A paper processing company that processes papers and journals is to be investigated by an independent group for possible ethical breaches over the process, the Irish Times has reported.
The group, which is currently examining the company, will also consider whether to recommend to the European Union that the process should be halted.
In a report to the company’s board, the group said that it was concerned about the way in which the company had conducted its paper processing and said that the company could not be trusted to be “properly accountable”.
The group has been investigating the company for a year, following the discovery of documents leaked by whistleblower Adrian Newey.
“I have no doubt that we are at a stage of this process where we need to look at what we have done and how we have gone wrong,” said the group’s chairman, Dr David O’Connor.
“This process is very similar to that that we used to run in the US in the 90s, and I am sure that we can make a lot of improvements to it.”
Mr Newey has revealed details of a scheme that involved the publication of papers in the UK and Ireland using an automated process to ensure the paper was safe for sale to customers.
The company, called Paperjet, said that some of the papers were sent to the US where it was then sold and printed.
The paper was then sent to a warehouse where it could be sold at a higher price.
Mr Newy revealed that the papers had been sent to New York and were then sold there to customers who then paid the higher price for the paper.
The firm said that Mr Newing revealed this scheme to the board of the company in April this year, saying that he was concerned it would have consequences for his family and business.
The process was halted in June when the US authorities discovered that some documents had been leaked.
A spokesman for the company said: “Paperjet was fully aware of the issue that the US government is currently investigating and we have already taken appropriate action, including contacting the US Attorney General to request that a formal investigation be opened.”
He said that Paperjet was cooperating fully with the US Government and has apologised to the Government and the people of the UK.
In an emailed statement, the company explained that it had decided not to publish the documents on the company website or in a press release due to the “significant risk” to its business.
It said that paper processing is a very time-consuming and expensive process, adding that it would not disclose any details of the investigation until a formal response is received from the US.

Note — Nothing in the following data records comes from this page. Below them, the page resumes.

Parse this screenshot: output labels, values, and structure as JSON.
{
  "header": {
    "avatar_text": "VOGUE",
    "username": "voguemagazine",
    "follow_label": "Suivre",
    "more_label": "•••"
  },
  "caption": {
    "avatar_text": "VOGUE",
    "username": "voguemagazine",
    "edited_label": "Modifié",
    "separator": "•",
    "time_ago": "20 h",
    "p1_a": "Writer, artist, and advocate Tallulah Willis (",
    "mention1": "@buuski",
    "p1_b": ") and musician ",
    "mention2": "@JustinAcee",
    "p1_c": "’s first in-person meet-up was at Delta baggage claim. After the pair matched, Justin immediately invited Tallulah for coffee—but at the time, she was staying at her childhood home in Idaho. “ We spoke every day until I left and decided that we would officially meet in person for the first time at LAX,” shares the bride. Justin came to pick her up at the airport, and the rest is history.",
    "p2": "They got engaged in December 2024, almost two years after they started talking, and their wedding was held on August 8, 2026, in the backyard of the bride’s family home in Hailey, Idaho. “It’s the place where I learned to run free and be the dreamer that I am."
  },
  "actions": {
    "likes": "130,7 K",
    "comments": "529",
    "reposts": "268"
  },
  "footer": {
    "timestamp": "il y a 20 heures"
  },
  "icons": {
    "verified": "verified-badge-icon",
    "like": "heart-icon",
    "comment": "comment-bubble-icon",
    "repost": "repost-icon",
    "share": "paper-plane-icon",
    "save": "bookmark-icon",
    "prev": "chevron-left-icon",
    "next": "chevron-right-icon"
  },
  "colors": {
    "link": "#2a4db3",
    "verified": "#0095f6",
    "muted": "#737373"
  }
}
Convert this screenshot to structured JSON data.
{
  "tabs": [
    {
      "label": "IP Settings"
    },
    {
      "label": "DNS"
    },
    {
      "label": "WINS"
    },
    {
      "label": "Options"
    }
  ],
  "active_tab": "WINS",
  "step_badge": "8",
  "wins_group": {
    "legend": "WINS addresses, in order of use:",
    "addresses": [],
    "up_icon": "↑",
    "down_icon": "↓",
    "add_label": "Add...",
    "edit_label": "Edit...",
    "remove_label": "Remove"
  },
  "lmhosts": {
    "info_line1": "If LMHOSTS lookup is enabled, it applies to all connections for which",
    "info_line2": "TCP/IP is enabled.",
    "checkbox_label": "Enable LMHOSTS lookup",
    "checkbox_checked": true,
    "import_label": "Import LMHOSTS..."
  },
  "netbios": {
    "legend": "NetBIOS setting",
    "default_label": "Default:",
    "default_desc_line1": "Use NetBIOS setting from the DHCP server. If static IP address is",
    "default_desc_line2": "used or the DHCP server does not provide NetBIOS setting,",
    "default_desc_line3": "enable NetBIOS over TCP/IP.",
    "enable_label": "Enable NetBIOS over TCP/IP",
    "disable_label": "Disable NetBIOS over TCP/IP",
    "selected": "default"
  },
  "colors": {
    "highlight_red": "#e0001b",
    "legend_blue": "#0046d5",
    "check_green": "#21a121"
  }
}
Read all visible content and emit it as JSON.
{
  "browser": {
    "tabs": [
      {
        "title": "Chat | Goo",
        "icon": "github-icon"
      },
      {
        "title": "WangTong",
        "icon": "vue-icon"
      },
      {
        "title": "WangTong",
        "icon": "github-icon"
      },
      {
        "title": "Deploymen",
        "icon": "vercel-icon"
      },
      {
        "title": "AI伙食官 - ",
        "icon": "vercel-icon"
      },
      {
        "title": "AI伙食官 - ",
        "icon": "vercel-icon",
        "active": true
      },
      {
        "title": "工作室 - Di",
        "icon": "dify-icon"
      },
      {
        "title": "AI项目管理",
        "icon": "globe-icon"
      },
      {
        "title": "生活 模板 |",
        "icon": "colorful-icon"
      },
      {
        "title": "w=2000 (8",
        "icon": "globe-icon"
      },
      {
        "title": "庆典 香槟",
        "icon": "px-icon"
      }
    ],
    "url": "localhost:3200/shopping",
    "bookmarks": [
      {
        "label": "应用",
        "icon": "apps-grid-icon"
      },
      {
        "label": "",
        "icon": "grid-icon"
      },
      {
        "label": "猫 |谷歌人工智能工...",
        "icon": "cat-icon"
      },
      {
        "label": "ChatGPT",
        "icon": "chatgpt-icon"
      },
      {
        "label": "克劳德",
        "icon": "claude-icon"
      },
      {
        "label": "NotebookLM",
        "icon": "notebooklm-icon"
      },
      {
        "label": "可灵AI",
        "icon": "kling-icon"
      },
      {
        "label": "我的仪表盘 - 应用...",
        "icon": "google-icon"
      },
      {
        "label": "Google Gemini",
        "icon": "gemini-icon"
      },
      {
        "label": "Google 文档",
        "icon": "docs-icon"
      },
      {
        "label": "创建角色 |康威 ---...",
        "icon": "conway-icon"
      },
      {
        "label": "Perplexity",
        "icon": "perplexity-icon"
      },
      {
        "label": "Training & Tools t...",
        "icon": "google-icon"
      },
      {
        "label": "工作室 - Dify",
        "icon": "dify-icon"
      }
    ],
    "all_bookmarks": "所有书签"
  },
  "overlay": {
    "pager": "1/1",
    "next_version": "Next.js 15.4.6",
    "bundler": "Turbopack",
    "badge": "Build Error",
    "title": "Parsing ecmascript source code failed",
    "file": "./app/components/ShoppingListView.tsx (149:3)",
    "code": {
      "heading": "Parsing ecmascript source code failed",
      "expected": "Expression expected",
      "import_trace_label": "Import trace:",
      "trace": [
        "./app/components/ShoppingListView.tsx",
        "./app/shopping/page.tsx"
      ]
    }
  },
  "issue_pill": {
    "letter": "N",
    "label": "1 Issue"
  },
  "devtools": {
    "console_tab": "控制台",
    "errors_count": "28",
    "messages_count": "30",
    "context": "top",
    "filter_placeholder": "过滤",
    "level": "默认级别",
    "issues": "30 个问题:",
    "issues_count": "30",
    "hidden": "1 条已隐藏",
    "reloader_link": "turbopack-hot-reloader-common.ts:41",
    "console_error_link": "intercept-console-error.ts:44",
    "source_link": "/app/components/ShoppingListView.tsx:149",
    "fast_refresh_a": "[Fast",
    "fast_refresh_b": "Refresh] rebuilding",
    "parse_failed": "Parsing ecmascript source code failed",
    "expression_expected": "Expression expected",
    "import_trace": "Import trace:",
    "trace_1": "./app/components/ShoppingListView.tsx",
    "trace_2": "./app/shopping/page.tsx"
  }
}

The investigation was launched in April when the National Health Service discovered that a series of documents had leaked.
The US Government launched an investigation into the documents.
It has said that several of the documents were sent between June and September this year.
The newspaper has reported that the newspaper’s chairman said that in the past Mr Neweys business had been “very good” but that “there has been some mismanagement and an increase in corruption in this company”.